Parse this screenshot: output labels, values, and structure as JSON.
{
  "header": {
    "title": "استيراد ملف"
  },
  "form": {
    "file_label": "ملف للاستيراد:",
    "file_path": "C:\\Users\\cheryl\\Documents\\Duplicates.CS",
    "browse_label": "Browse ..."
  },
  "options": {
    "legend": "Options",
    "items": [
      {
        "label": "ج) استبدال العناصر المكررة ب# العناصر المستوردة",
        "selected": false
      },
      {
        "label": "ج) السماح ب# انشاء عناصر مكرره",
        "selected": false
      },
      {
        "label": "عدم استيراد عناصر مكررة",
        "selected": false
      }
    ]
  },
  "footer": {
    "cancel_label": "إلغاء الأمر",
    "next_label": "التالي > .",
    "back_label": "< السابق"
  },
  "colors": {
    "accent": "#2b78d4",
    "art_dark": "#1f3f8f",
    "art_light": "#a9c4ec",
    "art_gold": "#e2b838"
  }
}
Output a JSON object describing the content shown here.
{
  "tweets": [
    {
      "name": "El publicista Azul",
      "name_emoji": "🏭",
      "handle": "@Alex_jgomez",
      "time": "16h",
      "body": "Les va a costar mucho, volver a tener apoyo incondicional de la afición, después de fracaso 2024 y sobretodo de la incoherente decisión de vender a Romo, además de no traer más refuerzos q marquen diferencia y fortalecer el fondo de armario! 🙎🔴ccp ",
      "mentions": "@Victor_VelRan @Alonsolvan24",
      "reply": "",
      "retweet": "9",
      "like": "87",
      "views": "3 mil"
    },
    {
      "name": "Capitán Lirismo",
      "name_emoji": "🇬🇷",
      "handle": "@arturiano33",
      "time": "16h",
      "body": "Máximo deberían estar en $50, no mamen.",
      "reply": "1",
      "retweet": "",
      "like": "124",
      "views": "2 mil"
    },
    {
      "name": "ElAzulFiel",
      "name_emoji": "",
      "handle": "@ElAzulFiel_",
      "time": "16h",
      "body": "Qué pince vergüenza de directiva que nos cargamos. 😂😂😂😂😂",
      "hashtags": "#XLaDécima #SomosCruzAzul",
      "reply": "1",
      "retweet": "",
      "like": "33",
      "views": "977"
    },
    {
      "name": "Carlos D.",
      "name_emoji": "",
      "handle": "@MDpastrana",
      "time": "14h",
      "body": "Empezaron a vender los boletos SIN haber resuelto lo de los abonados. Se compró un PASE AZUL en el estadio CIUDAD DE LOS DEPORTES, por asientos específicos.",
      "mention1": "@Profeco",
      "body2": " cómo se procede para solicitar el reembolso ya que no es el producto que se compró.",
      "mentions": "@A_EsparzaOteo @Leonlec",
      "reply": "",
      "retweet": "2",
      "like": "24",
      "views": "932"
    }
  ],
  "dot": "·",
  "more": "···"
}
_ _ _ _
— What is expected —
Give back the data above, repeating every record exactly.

— Solution below —
Parse this screenshot: output labels, values, and structure as JSON.
{
  "header": {
    "title": "استيراد ملف"
  },
  "form": {
    "file_label": "ملف للاستيراد:",
    "file_path": "C:\\Users\\cheryl\\Documents\\Duplicates.CS",
    "browse_label": "Browse ..."
  },
  "options": {
    "legend": "Options",
    "items": [
      {
        "label": "ج) استبدال العناصر المكررة ب# العناصر المستوردة",
        "selected": false
      },
      {
        "label": "ج) السماح ب# انشاء عناصر مكرره",
        "selected": false
      },
      {
        "label": "عدم استيراد عناصر مكررة",
        "selected": false
      }
    ]
  },
  "footer": {
    "cancel_label": "إلغاء الأمر",
    "next_label": "التالي > .",
    "back_label": "< السابق"
  },
  "colors": {
    "accent": "#2b78d4",
    "art_dark": "#1f3f8f",
    "art_light": "#a9c4ec",
    "art_gold": "#e2b838"
  }
}
Output a JSON object describing the content shown here.
{
  "tweets": [
    {
      "name": "El publicista Azul",
      "name_emoji": "🏭",
      "handle": "@Alex_jgomez",
      "time": "16h",
      "body": "Les va a costar mucho, volver a tener apoyo incondicional de la afición, después de fracaso 2024 y sobretodo de la incoherente decisión de vender a Romo, además de no traer más refuerzos q marquen diferencia y fortalecer el fondo de armario! 🙎🔴ccp ",
      "mentions": "@Victor_VelRan @Alonsolvan24",
      "reply": "",
      "retweet": "9",
      "like": "87",
      "views": "3 mil"
    },
    {
      "name": "Capitán Lirismo",
      "name_emoji": "🇬🇷",
      "handle": "@arturiano33",
      "time": "16h",
      "body": "Máximo deberían estar en $50, no mamen.",
      "reply": "1",
      "retweet": "",
      "like": "124",
      "views": "2 mil"
    },
    {
      "name": "ElAzulFiel",
      "name_emoji": "",
      "handle": "@ElAzulFiel_",
      "time": "16h",
      "body": "Qué pince vergüenza de directiva que nos cargamos. 😂😂😂😂😂",
      "hashtags": "#XLaDécima #SomosCruzAzul",
      "reply": "1",
      "retweet": "",
      "like": "33",
      "views": "977"
    },
    {
      "name": "Carlos D.",
      "name_emoji": "",
      "handle": "@MDpastrana",
      "time": "14h",
      "body": "Empezaron a vender los boletos SIN haber resuelto lo de los abonados. Se compró un PASE AZUL en el estadio CIUDAD DE LOS DEPORTES, por asientos específicos.",
      "mention1": "@Profeco",
      "body2": " cómo se procede para solicitar el reembolso ya que no es el producto que se compró.",
      "mentions": "@A_EsparzaOteo @Leonlec",
      "reply": "",
      "retweet": "2",
      "like": "24",
      "views": "932"
    }
  ],
  "dot": "·",
  "more": "···"
}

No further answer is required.